6. In the reliefs claimed, the petitioners also claim the relief of quashing the assessment order and demand notice dated 26th March, 1970. This relief cannot be allowed because it is only a part of the demand which is concerned with the provision in Clause (d) of Rule 44-A and there is an appeal already pending having been filed by the petitioners. Even the assessment to purchase tax on purchases on the value of rupees ten lacs and odd may possibly be found justified on other grounds. In these circumstances we have permitted the petitioners on their oral request to implead forthwith the Assistant Commissioner (Judicial) Sales Tax, Kanpur, as opposite party No. 3, learned standing counsel appearing for the opposite parties having no objection to the same.
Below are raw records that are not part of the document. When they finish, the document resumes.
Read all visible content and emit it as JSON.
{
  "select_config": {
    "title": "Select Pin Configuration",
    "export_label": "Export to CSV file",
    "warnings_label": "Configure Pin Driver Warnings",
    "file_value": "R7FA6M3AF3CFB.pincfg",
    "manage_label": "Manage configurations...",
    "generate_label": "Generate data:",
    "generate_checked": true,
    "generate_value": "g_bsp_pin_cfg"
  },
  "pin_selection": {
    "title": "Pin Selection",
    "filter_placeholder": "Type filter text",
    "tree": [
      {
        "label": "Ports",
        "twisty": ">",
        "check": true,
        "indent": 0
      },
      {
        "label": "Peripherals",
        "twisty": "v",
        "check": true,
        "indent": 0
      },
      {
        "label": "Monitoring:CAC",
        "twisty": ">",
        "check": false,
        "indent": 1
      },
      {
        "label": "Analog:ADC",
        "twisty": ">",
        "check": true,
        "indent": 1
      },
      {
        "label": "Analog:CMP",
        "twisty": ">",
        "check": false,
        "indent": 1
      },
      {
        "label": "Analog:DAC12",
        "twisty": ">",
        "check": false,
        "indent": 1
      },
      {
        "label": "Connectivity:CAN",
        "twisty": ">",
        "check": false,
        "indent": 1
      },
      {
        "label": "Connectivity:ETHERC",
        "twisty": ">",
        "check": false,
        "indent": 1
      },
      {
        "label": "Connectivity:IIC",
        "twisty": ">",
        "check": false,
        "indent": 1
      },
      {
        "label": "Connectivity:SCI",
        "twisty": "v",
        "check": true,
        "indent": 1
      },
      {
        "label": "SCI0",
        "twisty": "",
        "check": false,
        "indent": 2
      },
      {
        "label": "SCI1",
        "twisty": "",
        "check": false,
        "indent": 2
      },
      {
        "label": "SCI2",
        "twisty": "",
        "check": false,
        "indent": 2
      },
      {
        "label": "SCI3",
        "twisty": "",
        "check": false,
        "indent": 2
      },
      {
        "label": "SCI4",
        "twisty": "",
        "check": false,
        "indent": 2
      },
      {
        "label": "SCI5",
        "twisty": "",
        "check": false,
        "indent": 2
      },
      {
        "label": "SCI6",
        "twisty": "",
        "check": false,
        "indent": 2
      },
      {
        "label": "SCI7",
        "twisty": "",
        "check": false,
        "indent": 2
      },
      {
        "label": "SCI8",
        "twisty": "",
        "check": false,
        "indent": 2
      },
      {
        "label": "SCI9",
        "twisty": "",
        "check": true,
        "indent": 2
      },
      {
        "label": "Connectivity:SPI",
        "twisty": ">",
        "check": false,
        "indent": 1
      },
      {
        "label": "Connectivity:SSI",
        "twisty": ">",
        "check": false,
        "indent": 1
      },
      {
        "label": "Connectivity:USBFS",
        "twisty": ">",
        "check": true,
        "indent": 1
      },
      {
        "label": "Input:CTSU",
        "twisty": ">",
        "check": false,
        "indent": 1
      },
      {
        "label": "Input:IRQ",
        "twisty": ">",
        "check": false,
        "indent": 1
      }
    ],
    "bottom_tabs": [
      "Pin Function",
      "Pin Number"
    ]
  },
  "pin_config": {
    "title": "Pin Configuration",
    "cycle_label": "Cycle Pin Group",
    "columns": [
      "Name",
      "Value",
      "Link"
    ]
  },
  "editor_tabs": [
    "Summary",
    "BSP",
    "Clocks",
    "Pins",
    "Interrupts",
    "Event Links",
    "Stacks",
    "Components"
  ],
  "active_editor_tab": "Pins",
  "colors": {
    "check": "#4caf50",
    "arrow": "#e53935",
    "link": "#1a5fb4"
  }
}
The learned counsel has also stated that he does not require any time for any counter-affidavit being filed on behalf of the newly impleaded opposite party and has agreed to the decision of the writ petition forthwith. In the above circumstances we allow the writ petition to this extent that we direct opposite party No. 3 to deal with the question of assessment of purchase tax on the purchases of the said value of Rs. 10,79,659.94 on the basis that the proviso in Clause (d) of Rule 44-A of the U.P. Sales Tax Rules is invalid and inoperative. We direct the parties to bear their own costs.